● Your task: Report, as a bare number, how many lines in the data contain "size".

● Dataset rows describing interfaces:
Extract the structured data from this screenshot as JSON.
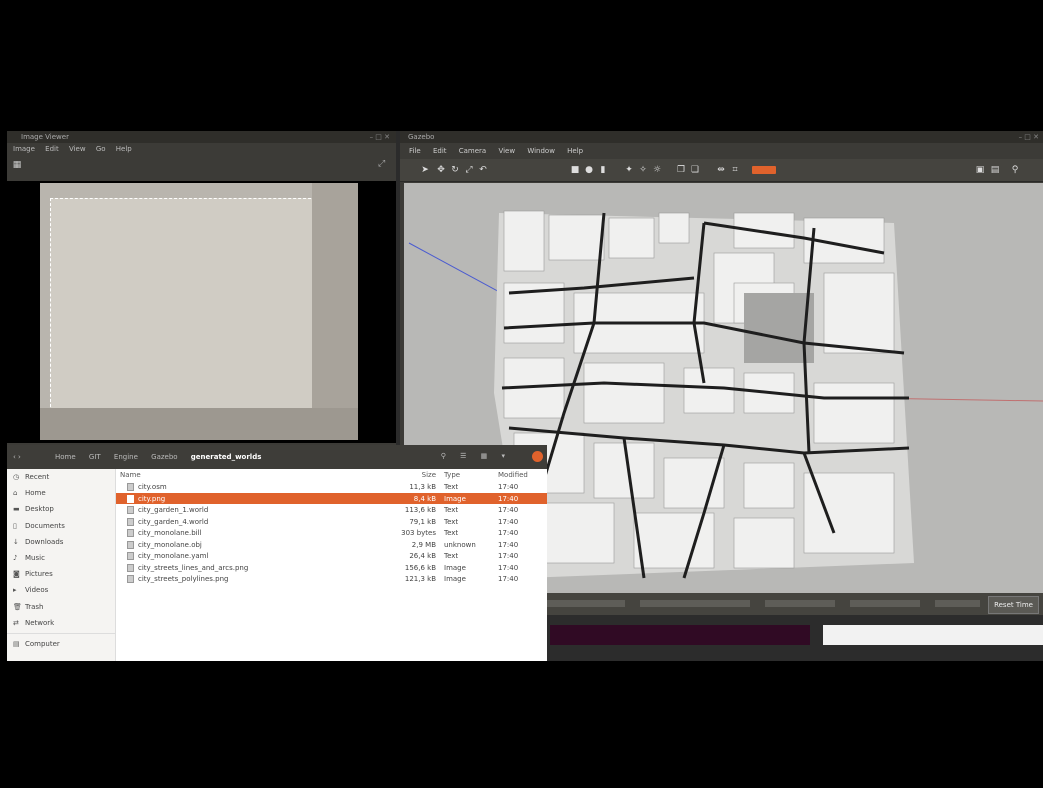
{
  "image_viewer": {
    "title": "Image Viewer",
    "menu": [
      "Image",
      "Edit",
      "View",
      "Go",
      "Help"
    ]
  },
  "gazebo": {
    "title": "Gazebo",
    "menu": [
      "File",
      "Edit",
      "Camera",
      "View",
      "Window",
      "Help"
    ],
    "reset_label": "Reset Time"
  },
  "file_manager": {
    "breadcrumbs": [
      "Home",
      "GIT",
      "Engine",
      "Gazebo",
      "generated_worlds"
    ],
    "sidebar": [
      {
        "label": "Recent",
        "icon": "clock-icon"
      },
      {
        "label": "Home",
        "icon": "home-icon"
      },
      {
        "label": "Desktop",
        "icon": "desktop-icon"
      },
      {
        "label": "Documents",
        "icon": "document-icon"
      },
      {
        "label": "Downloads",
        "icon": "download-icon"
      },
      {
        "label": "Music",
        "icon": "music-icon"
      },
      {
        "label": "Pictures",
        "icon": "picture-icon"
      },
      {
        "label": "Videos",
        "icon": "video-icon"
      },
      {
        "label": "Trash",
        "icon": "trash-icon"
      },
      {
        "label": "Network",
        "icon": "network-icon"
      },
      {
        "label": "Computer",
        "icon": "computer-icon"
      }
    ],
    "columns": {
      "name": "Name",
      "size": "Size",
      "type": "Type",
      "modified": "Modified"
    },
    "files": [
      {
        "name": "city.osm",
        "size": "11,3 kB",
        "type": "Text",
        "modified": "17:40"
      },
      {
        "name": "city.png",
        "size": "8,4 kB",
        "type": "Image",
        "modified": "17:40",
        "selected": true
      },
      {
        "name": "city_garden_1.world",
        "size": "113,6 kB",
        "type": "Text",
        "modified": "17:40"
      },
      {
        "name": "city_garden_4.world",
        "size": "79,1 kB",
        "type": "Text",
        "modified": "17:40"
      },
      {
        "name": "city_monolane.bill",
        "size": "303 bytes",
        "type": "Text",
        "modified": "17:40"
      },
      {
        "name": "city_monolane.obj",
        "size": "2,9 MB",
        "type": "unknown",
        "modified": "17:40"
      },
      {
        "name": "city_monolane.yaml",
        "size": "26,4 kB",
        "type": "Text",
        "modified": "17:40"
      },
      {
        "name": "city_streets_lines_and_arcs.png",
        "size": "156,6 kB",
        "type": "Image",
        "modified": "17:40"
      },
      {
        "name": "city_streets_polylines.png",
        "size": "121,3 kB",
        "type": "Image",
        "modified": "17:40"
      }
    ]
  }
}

● Output below: 10